Here in New Hampshire, site of the first presidential primary, moments like these are no more remarkable than the bracing sound of the lifeguard’s whistle at Beaver Lake a mile from the veterans’ hall or the brilliant colors of autumn at the farm, only two miles away, where Robert Frost moved with his 300 chickens 115 years ago. Sen. Paul Simon had one of these moments in 1988, Sen. Bob Kerrey had one in 1992 and former House Speaker Newt Gingrich had one in 2012. None of them became president, or even finished above third in New Hampshire.
But now the Ohio governor, suddenly in double digits here and running third in the 17-candidate pack — only a point behind former Gov. Jeb Bush of Florida in the Boston Herald/Franklin Pierce University Poll released only days ago — is having his, and his campaign staff knows that the goal for the next few weeks must be to transform an ephemeral moment into a formidable movement.
The raw materials of that effort filled the chairs in the hall, just off Broadway with its yarn shop, its music store and its breakfast-forever diners. In baseball caps and T-shirts, holding fat handbags and slender handbills, they filed in and signed on, the freshly minted crusaders-for-Kasich. One man, an elected official from a neighboring town, was in shorts that showed off the state’s “Live Free Or Die” motto stitched into his black socks. He’s leaning toward Mr. Kasich, too.
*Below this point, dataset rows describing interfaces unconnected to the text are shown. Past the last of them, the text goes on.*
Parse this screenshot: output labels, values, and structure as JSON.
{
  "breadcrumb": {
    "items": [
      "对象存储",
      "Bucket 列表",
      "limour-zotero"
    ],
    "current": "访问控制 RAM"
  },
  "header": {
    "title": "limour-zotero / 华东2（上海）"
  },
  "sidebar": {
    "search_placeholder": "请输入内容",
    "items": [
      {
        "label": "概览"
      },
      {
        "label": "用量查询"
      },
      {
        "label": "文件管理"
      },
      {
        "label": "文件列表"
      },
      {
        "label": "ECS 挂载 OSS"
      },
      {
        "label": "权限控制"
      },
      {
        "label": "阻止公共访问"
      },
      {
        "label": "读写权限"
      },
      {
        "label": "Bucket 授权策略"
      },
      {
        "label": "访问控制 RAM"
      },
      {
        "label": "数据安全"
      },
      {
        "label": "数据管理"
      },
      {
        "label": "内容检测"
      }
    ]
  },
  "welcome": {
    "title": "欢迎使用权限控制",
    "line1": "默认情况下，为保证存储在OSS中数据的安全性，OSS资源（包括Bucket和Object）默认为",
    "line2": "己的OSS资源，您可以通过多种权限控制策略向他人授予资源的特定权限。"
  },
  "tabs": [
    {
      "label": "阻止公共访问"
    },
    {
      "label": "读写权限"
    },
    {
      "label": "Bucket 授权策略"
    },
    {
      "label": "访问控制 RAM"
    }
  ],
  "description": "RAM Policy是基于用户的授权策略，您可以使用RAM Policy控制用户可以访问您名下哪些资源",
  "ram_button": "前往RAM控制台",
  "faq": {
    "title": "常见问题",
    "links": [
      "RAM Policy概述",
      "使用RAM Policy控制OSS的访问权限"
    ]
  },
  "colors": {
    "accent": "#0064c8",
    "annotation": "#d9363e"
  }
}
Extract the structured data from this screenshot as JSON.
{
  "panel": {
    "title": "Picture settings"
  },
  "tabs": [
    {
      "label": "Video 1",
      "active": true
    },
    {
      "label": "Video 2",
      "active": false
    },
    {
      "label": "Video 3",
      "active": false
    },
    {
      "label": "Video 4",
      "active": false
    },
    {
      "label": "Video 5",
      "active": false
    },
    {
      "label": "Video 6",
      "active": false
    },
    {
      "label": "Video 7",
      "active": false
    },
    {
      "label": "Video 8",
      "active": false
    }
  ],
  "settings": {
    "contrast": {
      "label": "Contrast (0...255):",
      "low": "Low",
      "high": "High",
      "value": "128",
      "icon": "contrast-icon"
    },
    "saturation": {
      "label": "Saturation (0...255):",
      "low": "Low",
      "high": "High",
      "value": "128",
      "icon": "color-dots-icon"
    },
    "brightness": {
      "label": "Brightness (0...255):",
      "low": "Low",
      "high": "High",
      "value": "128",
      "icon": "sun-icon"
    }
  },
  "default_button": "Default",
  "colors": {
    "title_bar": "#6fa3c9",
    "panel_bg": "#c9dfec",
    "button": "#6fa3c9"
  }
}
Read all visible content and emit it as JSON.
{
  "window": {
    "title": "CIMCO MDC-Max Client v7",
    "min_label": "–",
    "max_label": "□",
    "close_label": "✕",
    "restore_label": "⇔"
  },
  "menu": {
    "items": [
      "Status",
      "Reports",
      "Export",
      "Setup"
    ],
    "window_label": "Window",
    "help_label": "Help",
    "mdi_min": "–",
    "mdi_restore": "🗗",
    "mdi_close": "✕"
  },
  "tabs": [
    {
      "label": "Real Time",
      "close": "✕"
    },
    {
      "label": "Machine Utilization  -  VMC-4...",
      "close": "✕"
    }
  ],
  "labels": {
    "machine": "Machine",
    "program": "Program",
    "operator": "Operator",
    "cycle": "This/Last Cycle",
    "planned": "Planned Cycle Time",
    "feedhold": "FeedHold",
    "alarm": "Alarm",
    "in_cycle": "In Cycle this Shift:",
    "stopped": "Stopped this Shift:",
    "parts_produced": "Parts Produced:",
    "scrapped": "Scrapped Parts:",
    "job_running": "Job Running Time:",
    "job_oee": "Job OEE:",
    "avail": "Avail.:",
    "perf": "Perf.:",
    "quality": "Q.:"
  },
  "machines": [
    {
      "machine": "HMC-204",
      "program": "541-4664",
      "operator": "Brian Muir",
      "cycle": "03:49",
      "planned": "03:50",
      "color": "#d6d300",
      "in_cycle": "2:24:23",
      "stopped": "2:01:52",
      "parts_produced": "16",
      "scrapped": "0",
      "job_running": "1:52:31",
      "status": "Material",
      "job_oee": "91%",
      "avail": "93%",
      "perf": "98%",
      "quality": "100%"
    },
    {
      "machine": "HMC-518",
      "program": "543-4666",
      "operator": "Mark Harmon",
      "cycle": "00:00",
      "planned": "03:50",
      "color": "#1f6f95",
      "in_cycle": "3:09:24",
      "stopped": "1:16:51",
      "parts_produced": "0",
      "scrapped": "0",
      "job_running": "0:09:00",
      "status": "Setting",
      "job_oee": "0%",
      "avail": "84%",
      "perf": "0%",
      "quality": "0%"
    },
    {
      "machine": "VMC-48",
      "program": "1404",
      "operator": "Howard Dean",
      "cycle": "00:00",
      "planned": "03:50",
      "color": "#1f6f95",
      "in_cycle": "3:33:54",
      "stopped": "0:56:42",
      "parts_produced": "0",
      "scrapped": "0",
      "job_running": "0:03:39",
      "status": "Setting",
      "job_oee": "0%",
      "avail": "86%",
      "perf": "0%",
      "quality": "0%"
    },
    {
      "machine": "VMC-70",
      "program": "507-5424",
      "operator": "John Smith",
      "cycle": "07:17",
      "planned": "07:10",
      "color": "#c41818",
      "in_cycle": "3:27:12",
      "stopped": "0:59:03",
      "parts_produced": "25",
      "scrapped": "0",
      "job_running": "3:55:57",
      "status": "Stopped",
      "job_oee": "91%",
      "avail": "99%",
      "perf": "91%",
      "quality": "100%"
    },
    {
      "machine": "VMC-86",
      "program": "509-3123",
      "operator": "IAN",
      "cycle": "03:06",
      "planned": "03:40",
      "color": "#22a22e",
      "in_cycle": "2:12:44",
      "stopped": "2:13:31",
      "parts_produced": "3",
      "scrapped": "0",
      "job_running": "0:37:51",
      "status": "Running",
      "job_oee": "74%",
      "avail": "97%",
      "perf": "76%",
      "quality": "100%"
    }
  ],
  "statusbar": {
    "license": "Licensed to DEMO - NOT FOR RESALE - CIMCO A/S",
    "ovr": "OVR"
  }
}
To this crowd, Mr. Kasich delivered his unscripted, deeply personal performance, touching, as he did in his congressional and gubernatorial campaigns in Ohio, on his childhood in McKees Rocks and on the lessons he learned from the hard work of his father, who he said “carried mail on his back.” He married these biographical bursts with calls for deficit-reduction progress, entitlement fairness and foreign-policy toughness — a political cocktail swirled with a swizzle-stick of political independence.